As a journalism major, I'm always interested in stories that have to do with journalists, their education, and their schools. Where is the major going? And what do experts have to say about it?
I recently read a blog that brought a large error to my attention. In the New York Times, there was an article about corporations not paying taxes. Go follow the link and head to the bottom of the page. You'll find a correction there - apparently their journalists (or editors, for this case) didn't know the difference between revenue and profit.
More in-depth information about the "why" behind this huge mistake can be found here . Here is an excerpt, offering background information on their mistake:
"Yesterday the New York Times ran a story on a study by the Government Accountability Office that was commissioned by Democratic Senators Carl Levin and Byron Dorgan. The study found that from 1998 to 2005, two out of three American corporations didn't pay any corporate income taxes. Levin and Dorgan trumpeted this finding as though it meant something.
As usual, the Democrats were preying on ignorance. As Levin and Dorgan undoubtedly know, most small businesses, and many large ones, don't pay federal income taxes because they don't make any money. Most companies, especially small ones, pay their employees, after which there is nothing left to report as profit. Those salaries, of course, are taxed as ordinary income. If the corporations are Subchapter S, any earnings are passed through to the owner(s) and taxed at that level. The idea that "corporations" represent some kind of magical money pot for the government to steal from is just one more Democratic Party fantasy. On the contrary, the United States has the second-highest corporate income tax rates in the world, a fact that hurts our economy badly. As dumb as the Levin-Dorgan press release was, however, it wasn't dumb enough for the New York Times. The paper got out its calculator, multiplied the gross revenues of the companies in the GAO study by 35%, and came up with this classic of economic ignorance: 'At a basic corporate tax rate of 35 percent, all the corporations covered in the study in theory owed $875 billion in federal income taxes.' In theory, a company pays 35% of its net income to the feds, not its gross receipts. That reporters and editors at the New York Times should be ignorant of this basic fact is shocking. How in the world can these people purport to instruct the rest of us on economic matters, when they lack the most fundamental understanding of how our tax system works?"
This whole ordeal really took me by surprise. I guess that as a journalism major, we tend to focus solely on the aspects of writing and reporting, as well as ethics. But how ethical is it to make such broad, hasty assumptions, like the ones made in the NY Times article? To state that corporations owed $875 billion in federal income taxes, when corporations are typically taxed on their profit (net income) rather than their revenue, is a major ethical issue.
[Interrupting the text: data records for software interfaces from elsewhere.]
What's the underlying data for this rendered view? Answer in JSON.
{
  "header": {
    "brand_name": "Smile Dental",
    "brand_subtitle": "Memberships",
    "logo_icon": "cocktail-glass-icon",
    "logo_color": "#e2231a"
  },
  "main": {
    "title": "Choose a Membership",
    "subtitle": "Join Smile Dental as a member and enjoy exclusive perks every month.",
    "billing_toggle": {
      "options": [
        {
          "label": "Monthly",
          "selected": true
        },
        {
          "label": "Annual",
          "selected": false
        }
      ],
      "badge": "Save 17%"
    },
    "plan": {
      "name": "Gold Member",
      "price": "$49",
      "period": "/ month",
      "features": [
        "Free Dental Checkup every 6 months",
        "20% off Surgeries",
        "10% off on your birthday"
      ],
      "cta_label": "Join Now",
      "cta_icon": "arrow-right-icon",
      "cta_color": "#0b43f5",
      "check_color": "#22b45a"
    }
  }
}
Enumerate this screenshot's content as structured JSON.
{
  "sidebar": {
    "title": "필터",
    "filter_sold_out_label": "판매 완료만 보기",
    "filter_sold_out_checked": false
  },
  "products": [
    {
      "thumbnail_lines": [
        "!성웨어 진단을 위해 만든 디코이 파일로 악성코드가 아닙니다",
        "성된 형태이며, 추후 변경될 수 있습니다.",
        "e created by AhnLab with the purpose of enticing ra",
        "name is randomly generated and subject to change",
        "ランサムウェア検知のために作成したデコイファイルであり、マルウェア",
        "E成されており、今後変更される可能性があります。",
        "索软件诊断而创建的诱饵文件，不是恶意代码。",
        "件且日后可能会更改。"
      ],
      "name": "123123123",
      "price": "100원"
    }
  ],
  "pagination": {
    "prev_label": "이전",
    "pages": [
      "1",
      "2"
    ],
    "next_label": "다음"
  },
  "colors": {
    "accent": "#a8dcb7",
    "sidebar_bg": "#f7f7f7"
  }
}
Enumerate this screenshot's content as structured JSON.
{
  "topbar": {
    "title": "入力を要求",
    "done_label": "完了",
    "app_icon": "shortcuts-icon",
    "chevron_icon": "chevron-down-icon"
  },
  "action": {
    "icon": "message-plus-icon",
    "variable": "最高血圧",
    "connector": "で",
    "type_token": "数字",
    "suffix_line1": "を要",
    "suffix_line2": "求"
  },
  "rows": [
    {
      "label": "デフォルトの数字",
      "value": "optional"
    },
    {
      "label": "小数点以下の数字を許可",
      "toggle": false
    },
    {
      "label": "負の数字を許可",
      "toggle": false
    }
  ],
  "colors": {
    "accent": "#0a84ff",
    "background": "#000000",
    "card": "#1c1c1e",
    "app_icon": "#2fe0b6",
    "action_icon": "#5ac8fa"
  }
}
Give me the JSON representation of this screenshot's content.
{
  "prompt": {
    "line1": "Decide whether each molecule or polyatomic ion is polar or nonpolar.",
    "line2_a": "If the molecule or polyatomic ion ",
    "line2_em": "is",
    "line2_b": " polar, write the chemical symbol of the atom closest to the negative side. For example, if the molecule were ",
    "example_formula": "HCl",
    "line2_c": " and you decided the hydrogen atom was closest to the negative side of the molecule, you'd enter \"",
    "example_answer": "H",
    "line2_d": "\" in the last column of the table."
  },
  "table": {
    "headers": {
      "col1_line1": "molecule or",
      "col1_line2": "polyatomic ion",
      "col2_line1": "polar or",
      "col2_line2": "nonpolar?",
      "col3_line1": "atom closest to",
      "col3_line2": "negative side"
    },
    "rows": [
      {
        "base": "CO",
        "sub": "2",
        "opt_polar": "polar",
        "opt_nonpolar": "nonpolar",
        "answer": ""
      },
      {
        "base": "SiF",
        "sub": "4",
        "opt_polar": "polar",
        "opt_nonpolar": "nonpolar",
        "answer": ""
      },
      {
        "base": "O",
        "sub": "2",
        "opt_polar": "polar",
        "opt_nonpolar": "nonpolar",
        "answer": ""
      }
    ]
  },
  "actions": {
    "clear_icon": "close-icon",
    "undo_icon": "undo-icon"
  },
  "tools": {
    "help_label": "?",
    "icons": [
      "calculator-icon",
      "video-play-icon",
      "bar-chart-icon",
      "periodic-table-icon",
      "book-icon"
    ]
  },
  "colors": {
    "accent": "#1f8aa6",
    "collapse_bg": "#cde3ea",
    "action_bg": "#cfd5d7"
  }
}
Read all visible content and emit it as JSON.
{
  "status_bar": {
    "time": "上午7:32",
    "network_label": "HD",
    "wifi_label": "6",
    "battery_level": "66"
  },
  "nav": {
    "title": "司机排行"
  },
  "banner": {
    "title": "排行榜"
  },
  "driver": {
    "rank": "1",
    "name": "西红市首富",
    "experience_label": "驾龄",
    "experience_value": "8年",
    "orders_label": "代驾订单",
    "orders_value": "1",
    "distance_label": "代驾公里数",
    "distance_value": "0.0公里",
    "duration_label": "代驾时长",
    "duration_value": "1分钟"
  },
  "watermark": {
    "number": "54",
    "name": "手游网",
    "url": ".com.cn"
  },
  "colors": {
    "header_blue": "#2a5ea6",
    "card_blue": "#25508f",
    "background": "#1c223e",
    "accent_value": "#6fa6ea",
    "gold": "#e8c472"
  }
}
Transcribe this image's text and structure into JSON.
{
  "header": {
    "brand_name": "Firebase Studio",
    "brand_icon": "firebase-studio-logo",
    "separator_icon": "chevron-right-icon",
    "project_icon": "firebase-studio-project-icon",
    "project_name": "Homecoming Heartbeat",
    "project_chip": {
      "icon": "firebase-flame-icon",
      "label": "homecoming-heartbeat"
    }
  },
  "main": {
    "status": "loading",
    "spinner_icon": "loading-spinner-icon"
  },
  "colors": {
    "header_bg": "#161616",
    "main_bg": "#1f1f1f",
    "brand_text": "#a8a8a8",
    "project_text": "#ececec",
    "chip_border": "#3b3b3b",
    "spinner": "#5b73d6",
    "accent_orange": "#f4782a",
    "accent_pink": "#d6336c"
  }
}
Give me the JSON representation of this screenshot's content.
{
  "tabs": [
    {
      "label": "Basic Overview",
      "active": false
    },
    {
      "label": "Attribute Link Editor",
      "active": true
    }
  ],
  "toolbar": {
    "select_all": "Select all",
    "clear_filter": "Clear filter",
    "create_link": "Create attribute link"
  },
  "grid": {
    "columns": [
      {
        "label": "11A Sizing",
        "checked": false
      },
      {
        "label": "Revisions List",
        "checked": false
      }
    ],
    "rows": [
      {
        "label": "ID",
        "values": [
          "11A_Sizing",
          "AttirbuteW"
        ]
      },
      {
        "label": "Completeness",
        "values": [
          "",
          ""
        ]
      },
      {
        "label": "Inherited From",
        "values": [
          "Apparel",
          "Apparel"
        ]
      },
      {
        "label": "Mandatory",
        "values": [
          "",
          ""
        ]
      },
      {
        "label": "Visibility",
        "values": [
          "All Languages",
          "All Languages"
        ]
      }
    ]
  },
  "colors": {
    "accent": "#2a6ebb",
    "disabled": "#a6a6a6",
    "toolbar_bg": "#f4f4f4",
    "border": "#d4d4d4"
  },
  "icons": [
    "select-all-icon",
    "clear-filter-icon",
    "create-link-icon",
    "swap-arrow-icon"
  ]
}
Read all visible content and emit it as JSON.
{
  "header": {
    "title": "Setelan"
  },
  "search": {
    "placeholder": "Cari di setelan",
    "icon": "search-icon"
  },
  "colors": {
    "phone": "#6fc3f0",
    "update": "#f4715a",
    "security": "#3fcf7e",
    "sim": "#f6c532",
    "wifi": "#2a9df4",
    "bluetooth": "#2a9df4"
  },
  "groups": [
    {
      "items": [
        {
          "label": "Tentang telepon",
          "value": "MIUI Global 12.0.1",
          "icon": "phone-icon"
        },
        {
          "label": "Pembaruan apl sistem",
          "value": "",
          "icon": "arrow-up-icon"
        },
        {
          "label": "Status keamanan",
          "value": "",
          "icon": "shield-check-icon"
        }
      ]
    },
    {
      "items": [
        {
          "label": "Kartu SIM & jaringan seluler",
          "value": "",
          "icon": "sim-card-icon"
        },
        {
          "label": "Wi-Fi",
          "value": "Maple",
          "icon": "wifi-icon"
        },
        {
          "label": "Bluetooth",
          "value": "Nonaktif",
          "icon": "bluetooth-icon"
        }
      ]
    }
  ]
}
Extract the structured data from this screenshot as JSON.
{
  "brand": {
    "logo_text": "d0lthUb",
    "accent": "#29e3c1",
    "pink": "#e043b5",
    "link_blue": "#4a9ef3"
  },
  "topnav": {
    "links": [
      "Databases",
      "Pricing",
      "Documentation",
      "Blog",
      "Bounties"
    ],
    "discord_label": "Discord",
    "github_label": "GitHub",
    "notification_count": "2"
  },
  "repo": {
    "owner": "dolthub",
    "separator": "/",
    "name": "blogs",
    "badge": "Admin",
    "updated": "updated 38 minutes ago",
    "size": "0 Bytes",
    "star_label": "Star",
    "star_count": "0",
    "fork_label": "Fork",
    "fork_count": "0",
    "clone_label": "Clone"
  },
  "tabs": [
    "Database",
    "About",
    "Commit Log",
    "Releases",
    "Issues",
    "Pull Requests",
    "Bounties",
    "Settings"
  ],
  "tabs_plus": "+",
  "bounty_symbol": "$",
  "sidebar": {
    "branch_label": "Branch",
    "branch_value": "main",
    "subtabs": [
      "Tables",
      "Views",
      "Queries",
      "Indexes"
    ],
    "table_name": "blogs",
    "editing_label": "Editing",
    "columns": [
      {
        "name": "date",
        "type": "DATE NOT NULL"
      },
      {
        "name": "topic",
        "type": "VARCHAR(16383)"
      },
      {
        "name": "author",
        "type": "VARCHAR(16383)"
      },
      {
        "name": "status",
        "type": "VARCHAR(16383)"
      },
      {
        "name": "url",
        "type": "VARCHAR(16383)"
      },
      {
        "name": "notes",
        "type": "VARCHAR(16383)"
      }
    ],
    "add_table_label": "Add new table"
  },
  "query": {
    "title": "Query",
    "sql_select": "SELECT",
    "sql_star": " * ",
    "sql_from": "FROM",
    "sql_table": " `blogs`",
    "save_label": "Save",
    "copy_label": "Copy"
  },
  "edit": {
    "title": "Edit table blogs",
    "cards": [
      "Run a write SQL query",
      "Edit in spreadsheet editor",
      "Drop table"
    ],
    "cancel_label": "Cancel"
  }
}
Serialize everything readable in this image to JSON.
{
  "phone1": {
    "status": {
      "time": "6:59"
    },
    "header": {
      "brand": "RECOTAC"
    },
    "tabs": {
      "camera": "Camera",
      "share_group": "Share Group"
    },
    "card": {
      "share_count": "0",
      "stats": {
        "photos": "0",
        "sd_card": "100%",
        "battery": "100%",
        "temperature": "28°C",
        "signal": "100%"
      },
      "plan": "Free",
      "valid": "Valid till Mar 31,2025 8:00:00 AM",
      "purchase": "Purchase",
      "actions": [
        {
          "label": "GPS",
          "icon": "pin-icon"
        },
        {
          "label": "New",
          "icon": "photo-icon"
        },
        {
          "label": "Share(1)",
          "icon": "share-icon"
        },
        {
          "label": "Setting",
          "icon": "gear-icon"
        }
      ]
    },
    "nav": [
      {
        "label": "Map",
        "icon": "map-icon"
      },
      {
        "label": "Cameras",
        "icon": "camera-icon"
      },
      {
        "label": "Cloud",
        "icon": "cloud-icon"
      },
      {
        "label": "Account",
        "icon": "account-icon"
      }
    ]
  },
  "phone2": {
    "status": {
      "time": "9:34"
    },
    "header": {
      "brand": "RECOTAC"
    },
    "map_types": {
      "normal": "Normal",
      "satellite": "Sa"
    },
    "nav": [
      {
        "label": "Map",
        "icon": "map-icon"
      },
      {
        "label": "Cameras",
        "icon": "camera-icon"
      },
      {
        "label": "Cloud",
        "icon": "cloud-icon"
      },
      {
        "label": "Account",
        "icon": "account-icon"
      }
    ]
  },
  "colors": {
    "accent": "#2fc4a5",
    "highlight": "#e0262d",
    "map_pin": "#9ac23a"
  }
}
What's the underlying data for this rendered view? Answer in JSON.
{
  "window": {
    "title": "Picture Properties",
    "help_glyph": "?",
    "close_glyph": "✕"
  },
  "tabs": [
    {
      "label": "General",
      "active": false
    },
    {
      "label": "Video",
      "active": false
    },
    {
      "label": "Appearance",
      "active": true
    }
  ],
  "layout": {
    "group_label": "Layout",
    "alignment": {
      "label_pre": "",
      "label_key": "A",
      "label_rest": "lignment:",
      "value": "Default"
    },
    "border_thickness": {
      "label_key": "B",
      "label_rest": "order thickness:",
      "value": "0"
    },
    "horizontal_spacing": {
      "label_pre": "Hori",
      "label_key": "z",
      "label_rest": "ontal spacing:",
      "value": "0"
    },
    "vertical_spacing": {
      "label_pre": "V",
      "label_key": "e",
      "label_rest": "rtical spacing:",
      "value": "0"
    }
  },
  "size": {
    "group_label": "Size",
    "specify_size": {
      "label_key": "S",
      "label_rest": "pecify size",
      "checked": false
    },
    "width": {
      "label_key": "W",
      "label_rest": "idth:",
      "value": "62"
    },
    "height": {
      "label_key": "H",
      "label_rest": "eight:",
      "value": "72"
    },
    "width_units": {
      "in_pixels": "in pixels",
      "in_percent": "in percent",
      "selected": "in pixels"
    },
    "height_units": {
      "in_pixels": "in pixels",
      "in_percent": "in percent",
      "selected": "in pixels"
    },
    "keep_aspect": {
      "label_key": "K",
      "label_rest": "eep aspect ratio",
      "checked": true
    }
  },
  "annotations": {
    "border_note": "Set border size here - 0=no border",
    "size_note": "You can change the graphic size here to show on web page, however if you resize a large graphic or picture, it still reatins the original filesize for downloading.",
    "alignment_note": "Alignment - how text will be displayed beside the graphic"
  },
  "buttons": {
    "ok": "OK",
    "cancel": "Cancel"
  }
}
I personally dislike mathematics and things that have to do with numbers. Many journalism majors probably do, considering the fact that they have chosen to devote their careers to the written word rather than number crunching. But I am convicted about my responsibility to stay educated in all matters that I may need to report on in the future - this includes history, political science, international affairs, and yes, economics.
Right now, the University of Florida School of Journalism requires an economics class of every student who wishes to graduate with a journalism degree. I think that is an awesome idea. I plan to take a basic economics class in the spring, but then if I have room in my schedule, I would definitely take more of them. Learning about the math behind our nation's economy is both beneficial and imperative for today's journalists.
For those interested, NewsUniversity offers an online class entitled "Math for Journalists." If you have some spare time, go through the course and let me know what you think. Hopefully I can join in on this class and use it as a mathematical refresher.